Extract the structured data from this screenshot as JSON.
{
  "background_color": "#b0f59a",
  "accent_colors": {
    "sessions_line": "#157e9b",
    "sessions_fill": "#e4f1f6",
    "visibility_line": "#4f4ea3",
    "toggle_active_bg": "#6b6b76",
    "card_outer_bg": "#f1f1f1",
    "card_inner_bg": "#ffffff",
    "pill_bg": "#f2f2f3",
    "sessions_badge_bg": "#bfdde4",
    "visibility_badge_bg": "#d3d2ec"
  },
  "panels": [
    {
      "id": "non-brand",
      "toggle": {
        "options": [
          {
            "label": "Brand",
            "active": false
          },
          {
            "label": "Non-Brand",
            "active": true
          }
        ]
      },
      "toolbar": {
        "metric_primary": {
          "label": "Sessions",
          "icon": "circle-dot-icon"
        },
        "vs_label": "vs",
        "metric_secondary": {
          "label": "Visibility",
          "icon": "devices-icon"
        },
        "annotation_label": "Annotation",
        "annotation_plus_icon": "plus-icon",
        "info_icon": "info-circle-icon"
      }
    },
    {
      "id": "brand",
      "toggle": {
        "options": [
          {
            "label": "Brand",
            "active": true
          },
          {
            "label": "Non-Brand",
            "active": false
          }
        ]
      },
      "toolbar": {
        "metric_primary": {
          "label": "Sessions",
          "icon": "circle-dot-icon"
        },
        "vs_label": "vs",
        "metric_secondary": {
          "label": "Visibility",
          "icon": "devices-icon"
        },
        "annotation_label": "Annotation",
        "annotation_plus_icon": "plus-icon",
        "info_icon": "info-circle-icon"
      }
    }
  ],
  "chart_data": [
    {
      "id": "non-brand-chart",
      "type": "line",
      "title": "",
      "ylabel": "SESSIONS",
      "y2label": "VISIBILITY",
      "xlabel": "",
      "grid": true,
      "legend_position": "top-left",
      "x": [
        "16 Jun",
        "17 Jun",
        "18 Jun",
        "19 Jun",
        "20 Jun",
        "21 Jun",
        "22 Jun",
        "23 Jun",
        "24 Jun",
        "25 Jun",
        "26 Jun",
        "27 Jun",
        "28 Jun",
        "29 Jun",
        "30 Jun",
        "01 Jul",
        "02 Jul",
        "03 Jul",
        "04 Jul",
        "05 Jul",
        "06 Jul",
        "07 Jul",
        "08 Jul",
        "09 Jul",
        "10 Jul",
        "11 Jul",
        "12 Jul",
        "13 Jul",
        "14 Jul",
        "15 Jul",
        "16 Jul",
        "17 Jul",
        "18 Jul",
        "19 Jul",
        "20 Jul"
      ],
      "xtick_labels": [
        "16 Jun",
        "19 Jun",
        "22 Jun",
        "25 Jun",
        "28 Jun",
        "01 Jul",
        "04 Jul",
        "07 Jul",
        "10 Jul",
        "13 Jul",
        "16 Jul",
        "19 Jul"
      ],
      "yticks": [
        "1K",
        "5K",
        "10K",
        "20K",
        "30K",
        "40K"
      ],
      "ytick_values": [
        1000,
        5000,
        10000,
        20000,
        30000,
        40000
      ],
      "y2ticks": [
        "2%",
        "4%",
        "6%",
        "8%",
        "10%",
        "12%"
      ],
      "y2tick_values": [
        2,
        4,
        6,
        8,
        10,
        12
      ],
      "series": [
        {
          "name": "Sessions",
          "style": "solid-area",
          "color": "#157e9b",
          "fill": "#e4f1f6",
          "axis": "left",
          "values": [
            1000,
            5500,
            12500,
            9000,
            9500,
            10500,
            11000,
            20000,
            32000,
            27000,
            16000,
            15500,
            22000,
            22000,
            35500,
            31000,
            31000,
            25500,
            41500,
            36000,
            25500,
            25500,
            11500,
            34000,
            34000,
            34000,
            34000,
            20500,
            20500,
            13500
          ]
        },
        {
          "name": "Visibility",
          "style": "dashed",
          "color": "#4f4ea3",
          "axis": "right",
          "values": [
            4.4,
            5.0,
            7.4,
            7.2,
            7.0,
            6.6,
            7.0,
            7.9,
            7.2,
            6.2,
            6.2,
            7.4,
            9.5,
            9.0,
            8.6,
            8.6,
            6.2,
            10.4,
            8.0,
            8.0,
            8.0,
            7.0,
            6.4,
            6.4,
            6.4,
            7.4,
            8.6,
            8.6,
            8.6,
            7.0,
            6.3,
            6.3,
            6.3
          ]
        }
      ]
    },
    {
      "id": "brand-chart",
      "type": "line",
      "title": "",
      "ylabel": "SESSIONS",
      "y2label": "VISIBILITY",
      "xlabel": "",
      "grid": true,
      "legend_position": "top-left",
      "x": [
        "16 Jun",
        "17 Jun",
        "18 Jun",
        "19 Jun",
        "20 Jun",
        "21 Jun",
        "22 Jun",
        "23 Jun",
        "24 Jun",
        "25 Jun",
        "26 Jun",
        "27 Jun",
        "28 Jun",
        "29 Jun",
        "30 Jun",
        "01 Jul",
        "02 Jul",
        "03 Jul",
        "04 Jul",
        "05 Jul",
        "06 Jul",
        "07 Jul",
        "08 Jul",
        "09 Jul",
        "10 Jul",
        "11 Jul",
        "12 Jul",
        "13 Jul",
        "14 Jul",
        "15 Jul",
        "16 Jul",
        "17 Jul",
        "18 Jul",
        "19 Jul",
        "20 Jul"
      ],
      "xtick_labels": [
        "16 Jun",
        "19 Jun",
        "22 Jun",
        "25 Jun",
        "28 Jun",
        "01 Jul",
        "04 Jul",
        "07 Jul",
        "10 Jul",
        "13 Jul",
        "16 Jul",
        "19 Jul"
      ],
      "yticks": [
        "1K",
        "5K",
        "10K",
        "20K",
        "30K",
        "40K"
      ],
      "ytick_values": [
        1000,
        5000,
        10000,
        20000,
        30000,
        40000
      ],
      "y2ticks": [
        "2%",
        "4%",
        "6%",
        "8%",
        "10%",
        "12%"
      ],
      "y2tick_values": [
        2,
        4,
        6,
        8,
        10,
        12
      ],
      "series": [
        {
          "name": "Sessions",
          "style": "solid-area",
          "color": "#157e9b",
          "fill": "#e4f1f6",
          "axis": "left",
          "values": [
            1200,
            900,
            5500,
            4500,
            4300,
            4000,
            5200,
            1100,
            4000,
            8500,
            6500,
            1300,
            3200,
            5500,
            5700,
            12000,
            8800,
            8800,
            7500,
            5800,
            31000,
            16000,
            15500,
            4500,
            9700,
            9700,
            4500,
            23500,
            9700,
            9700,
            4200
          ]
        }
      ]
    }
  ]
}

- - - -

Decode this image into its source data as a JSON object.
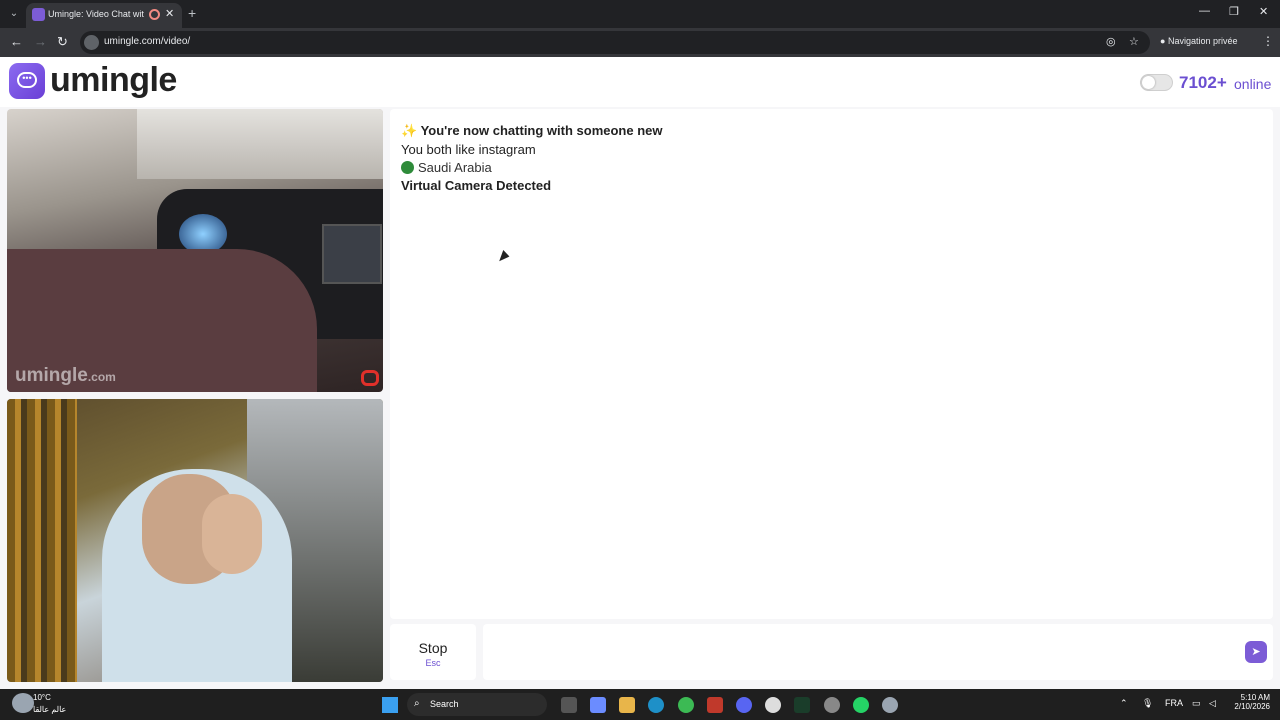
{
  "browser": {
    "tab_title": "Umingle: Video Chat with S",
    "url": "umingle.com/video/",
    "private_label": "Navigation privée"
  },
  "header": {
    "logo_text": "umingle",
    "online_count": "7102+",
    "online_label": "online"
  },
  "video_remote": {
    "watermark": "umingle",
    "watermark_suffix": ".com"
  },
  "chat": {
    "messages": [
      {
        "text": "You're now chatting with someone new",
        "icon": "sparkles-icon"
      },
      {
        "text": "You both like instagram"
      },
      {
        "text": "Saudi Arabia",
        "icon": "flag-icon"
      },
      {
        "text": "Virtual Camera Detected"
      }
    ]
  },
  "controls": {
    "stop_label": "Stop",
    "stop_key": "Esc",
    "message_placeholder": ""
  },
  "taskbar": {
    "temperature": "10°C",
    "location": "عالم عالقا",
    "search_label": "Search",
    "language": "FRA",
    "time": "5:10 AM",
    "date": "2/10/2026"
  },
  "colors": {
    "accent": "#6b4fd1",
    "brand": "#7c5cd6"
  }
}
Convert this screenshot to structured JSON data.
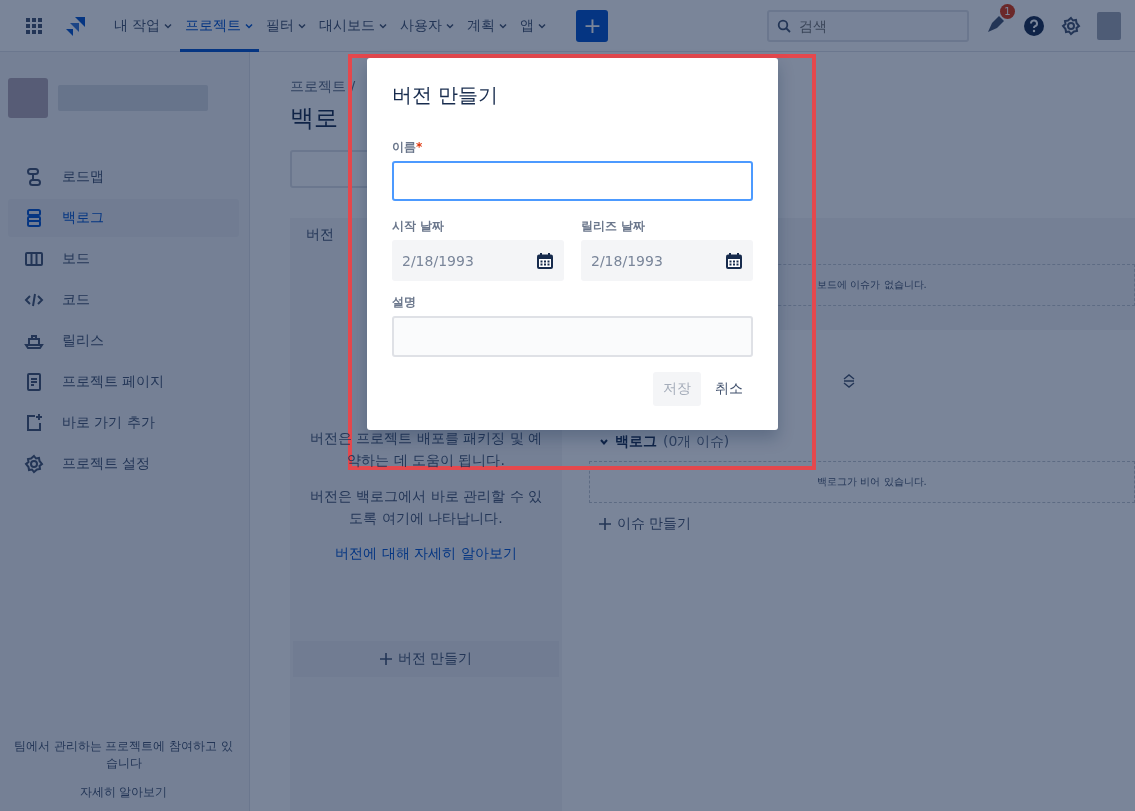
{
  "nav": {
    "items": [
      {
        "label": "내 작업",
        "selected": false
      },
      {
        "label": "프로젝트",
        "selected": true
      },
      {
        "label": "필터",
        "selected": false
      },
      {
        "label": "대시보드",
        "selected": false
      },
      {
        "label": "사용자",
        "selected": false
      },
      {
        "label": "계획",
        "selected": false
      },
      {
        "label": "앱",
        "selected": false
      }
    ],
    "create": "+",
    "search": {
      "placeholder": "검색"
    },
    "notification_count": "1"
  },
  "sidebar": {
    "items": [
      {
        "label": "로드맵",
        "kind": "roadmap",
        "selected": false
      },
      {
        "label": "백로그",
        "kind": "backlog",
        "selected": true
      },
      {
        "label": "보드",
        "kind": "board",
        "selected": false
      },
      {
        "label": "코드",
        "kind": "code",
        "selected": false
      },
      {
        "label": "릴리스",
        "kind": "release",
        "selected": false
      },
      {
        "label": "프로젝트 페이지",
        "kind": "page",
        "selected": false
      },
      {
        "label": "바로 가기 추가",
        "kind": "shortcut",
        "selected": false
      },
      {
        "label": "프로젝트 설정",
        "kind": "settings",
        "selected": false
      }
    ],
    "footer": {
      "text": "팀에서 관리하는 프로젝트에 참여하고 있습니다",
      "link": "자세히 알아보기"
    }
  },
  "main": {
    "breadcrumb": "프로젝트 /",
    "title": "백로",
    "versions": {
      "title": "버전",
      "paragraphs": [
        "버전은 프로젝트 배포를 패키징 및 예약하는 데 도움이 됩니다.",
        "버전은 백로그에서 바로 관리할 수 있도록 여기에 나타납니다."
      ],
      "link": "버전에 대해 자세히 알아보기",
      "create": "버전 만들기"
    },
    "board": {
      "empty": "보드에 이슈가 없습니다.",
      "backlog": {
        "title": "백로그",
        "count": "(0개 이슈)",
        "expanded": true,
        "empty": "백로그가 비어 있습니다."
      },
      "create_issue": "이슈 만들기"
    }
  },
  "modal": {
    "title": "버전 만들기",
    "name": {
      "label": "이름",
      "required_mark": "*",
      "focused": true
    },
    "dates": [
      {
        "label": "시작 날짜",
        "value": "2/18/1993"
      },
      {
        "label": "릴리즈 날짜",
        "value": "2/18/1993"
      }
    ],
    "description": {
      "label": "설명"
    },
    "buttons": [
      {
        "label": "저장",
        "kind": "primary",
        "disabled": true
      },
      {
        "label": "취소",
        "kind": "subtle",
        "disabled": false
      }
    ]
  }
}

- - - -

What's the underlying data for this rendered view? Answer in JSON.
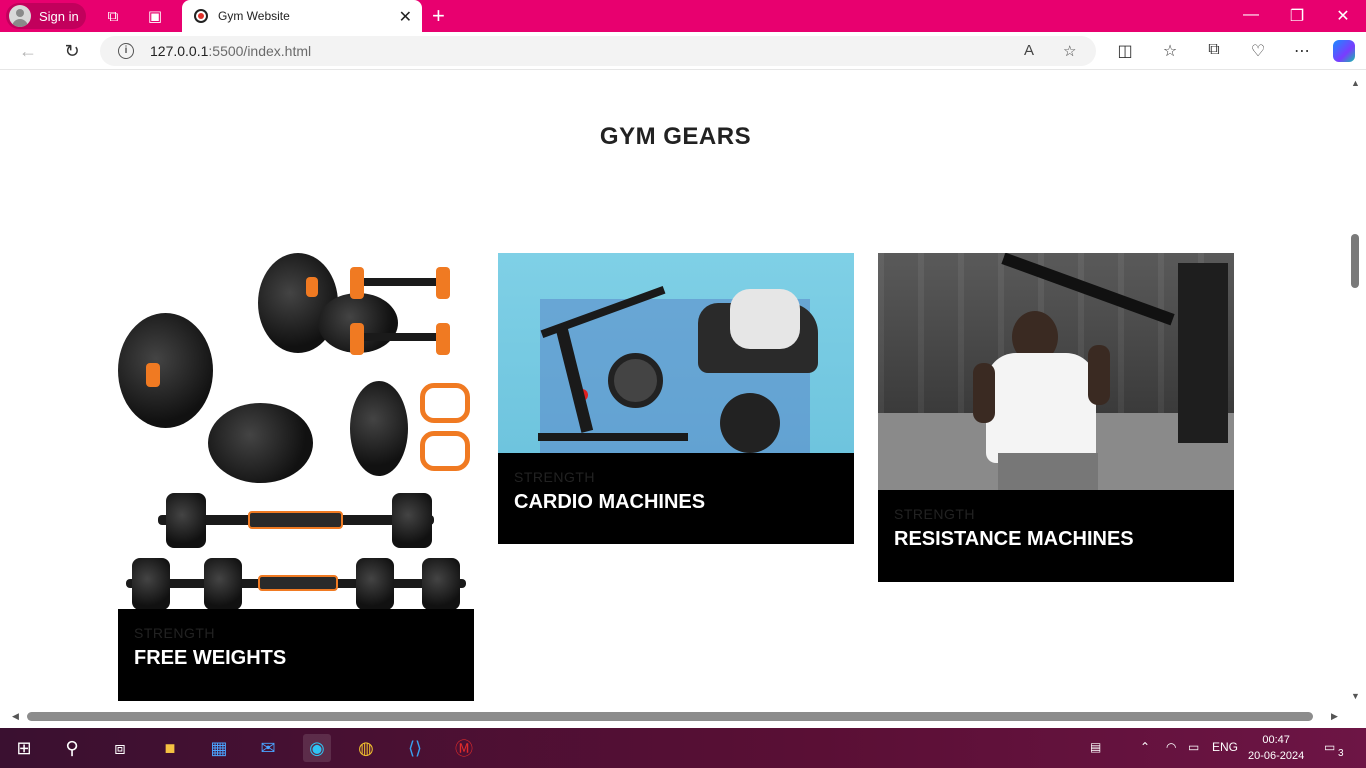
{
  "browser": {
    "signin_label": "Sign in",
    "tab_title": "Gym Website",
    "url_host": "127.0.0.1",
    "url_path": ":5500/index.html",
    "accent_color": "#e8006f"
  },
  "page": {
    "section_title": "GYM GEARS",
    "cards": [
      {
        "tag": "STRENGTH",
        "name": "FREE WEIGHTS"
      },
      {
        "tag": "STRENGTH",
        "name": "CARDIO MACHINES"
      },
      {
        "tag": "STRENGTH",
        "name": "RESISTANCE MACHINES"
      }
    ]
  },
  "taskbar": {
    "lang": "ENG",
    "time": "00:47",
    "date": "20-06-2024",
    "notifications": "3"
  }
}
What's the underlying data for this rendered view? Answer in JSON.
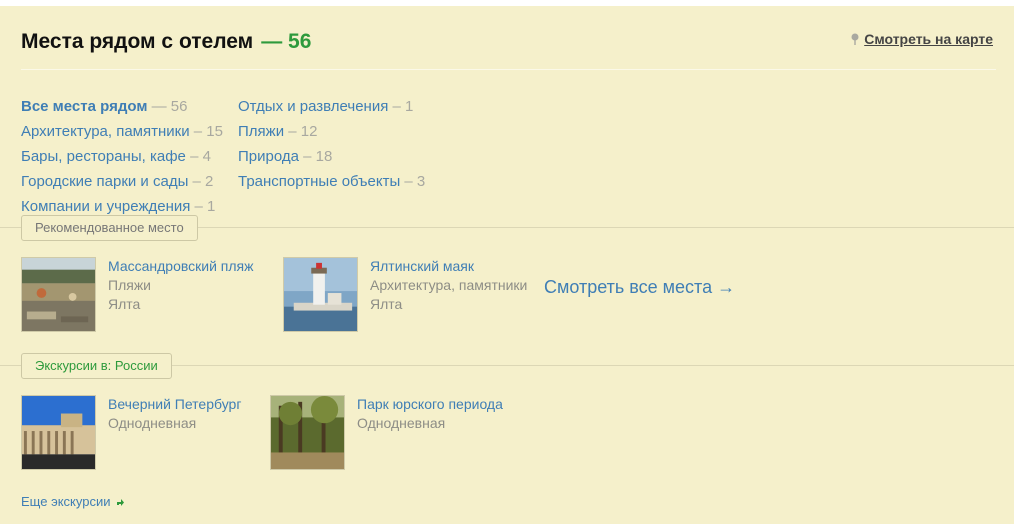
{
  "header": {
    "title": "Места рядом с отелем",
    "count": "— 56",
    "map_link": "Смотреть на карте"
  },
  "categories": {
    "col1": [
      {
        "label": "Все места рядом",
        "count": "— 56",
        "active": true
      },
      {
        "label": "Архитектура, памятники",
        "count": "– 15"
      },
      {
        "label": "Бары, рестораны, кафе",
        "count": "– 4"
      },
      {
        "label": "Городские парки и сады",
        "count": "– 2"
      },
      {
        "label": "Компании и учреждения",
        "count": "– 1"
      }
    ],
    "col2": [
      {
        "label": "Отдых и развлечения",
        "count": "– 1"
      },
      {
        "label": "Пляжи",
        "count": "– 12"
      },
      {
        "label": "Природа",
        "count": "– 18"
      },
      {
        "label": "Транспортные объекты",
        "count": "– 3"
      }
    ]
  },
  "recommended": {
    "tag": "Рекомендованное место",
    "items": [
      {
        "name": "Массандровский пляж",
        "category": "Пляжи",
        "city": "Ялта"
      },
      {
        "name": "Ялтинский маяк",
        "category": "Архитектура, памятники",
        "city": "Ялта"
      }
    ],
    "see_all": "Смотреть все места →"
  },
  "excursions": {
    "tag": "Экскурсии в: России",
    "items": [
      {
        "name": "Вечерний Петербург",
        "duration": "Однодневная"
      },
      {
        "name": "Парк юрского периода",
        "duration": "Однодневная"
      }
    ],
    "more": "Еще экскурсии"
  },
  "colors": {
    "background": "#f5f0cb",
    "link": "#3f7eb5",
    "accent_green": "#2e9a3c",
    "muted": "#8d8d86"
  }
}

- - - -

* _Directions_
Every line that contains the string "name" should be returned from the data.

* _Solution to the problem_
          "name": "Sessions",
          "name": "Visibility",
          "name": "Sessions",
    "name": {
        "name": "FREE WEIGHTS"
        "name": "CARDIO MACHINES"
        "name": "RESISTANCE MACHINES"
        "name": "Массандровский пляж",
        "name": "Ялтинский маяк",
        "name": "Вечерний Петербург",
        "name": "Парк юрского периода",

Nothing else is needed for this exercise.